§ **WHAT TO DO**: Your answer should be an exact copy of every record.

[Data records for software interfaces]
<<<<

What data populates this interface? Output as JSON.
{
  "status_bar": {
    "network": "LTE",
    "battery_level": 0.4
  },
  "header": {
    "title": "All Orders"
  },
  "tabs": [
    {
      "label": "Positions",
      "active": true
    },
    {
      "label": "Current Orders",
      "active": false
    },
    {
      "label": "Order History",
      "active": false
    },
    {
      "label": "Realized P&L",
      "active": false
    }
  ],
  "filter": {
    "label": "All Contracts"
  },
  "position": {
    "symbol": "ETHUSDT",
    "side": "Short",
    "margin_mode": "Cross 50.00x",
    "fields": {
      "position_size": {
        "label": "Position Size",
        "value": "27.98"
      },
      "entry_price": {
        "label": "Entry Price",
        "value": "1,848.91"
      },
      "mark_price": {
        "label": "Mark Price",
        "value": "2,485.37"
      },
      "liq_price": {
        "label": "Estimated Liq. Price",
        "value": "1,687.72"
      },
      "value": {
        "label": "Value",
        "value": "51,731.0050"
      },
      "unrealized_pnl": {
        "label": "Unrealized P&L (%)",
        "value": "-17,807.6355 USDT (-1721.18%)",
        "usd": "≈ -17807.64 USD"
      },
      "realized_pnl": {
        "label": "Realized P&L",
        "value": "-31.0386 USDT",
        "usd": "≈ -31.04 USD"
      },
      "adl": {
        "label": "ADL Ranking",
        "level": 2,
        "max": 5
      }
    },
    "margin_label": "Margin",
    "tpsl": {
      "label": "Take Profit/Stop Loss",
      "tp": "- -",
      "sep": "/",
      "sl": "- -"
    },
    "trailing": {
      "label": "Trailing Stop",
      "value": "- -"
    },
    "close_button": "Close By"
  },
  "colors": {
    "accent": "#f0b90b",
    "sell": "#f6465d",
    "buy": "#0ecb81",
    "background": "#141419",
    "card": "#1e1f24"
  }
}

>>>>

§ **ANSWER TO THIS TASK**:
What data populates this interface? Output as JSON.
{
  "status_bar": {
    "network": "LTE",
    "battery_level": 0.4
  },
  "header": {
    "title": "All Orders"
  },
  "tabs": [
    {
      "label": "Positions",
      "active": true
    },
    {
      "label": "Current Orders",
      "active": false
    },
    {
      "label": "Order History",
      "active": false
    },
    {
      "label": "Realized P&L",
      "active": false
    }
  ],
  "filter": {
    "label": "All Contracts"
  },
  "position": {
    "symbol": "ETHUSDT",
    "side": "Short",
    "margin_mode": "Cross 50.00x",
    "fields": {
      "position_size": {
        "label": "Position Size",
        "value": "27.98"
      },
      "entry_price": {
        "label": "Entry Price",
        "value": "1,848.91"
      },
      "mark_price": {
        "label": "Mark Price",
        "value": "2,485.37"
      },
      "liq_price": {
        "label": "Estimated Liq. Price",
        "value": "1,687.72"
      },
      "value": {
        "label": "Value",
        "value": "51,731.0050"
      },
      "unrealized_pnl": {
        "label": "Unrealized P&L (%)",
        "value": "-17,807.6355 USDT (-1721.18%)",
        "usd": "≈ -17807.64 USD"
      },
      "realized_pnl": {
        "label": "Realized P&L",
        "value": "-31.0386 USDT",
        "usd": "≈ -31.04 USD"
      },
      "adl": {
        "label": "ADL Ranking",
        "level": 2,
        "max": 5
      }
    },
    "margin_label": "Margin",
    "tpsl": {
      "label": "Take Profit/Stop Loss",
      "tp": "- -",
      "sep": "/",
      "sl": "- -"
    },
    "trailing": {
      "label": "Trailing Stop",
      "value": "- -"
    },
    "close_button": "Close By"
  },
  "colors": {
    "accent": "#f0b90b",
    "sell": "#f6465d",
    "buy": "#0ecb81",
    "background": "#141419",
    "card": "#1e1f24"
  }
}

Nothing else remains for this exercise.